No attempt to develop the cosmic ramifications of what God has done and is doing in Jesus Christ. No sustained and vibrant talk of a judgment that will right all wrongs or how it is that our suffering is playing its part in the redemptive work of God on behalf of the human family. Nothing complex, nothing challenging, nothing that gives the hurt of the nations depth and meaning and dignity. Nothing but the wringing of our hands in the pulpit (or out of it) and an unsupported "Be of good cheer" as we make our way into the foyer.
In God’s name give us some reason to "be of good cheer". After a while we want more than your piteous tone, your pained look and your obvious sympathy. We get sick of that no matter how sincere it might be. And we especially get sick of the verbal hand-wringing. Plunge into the gospel and come back with something about Him that galvanizes your faith and hope. And with that help us to gallantly face down our situations that can’t immediately be changed.

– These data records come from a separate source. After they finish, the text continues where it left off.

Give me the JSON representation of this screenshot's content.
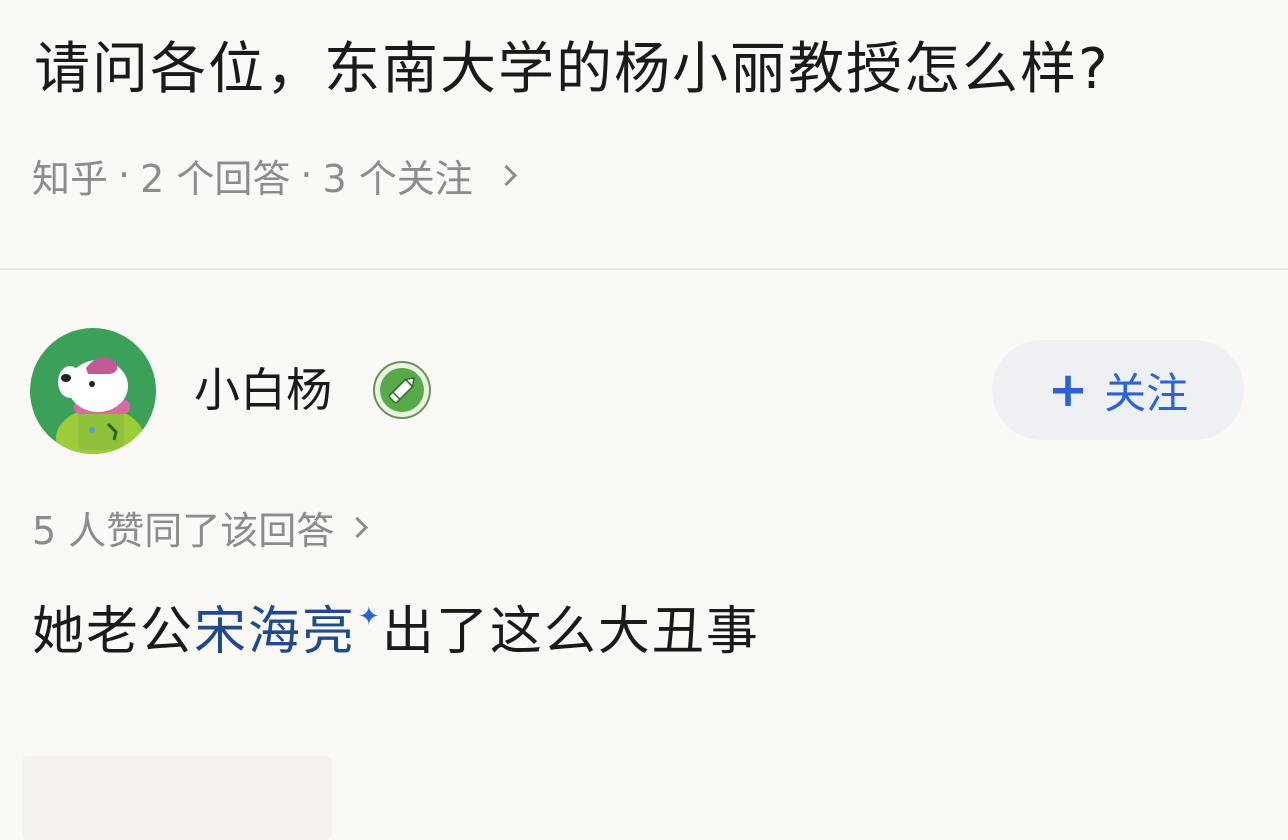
{
  "question": {
    "title": "请问各位，东南大学的杨小丽教授怎么样?"
  },
  "meta": {
    "source": "知乎",
    "separator": "·",
    "answers": "2 个回答",
    "followers": "3 个关注"
  },
  "author": {
    "name": "小白杨",
    "avatar_icon": "cartoon-dog-avatar-icon",
    "badge_icon": "pencil-badge-icon"
  },
  "follow_button": {
    "plus": "+",
    "label": "关注"
  },
  "answer": {
    "voters": "5 人赞同了该回答",
    "text_before": "她老公",
    "link_text": "宋海亮",
    "spark": "✦",
    "text_after": "出了这么大丑事"
  },
  "colors": {
    "background": "#fbf9f6",
    "primary_text": "#1a1a1a",
    "secondary_text": "#8c8c8c",
    "link": "#1f4a8c",
    "accent_blue": "#2a63d8",
    "button_bg": "#eef0f4",
    "badge_green": "#4caf50"
  }
}
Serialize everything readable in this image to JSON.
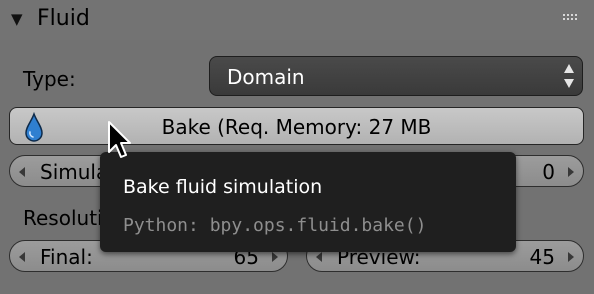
{
  "panel": {
    "title": "Fluid"
  },
  "type_row": {
    "label": "Type:",
    "value": "Domain"
  },
  "bake": {
    "label": "Bake (Req. Memory: 27 MB",
    "icon": "water-drop-icon"
  },
  "simulation_threads": {
    "label": "Simulation Threads:",
    "value": "0"
  },
  "resolution": {
    "label": "Resolution:",
    "final_label": "Final:",
    "final_value": "65",
    "preview_label": "Preview:",
    "preview_value": "45"
  },
  "tooltip": {
    "title": "Bake fluid simulation",
    "python": "Python: bpy.ops.fluid.bake()"
  },
  "colors": {
    "panel_bg": "#727272",
    "tooltip_bg": "#1f1f1f",
    "select_bg": "#424242",
    "accent_drop": "#2f7fd0"
  }
}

Quit educating us or instructing us [of course I'm overstating my point!]—inspire us, empower us! We're tired learning how much you know, what a scholar you are; we're tired of hearing you explain—one more time— what this or that verse means before moving on to explain another; we're tired of you proving—one more time—whose doctrine is false. You've piled enough firewood in the fireplace—it's fire we want and fire we need!
All right, yes, we know that you know more than the rest of us and we know that much of what you say is accurate but we want and profoundly need the kind of truth that stuns, astonishes and empowers us to speak and stay on our feet when a "world" demands we be silent and threatens to flatten us.
We're not interested in pep-talks, sermonettes or stand-up commedians or good old boys with lots of personal stories to tell! Give us God! Give us the massive truths about God. We don't need you to be smart, at least we don't need for you to show us you're smart—we need to know and see that God is magnificent!
Give us big reasons, big truths that gives substance to your glib pulpit oracles like, "Be of good cheer!"
Be a preacher/teacher of the GOSPEL!
©2004 Jim McGuiggan. All materials are free to be copied and used as long as money is not being made.
Many thanks to brother Ed Healy, for allowing me to post from his website, theabidingword.com.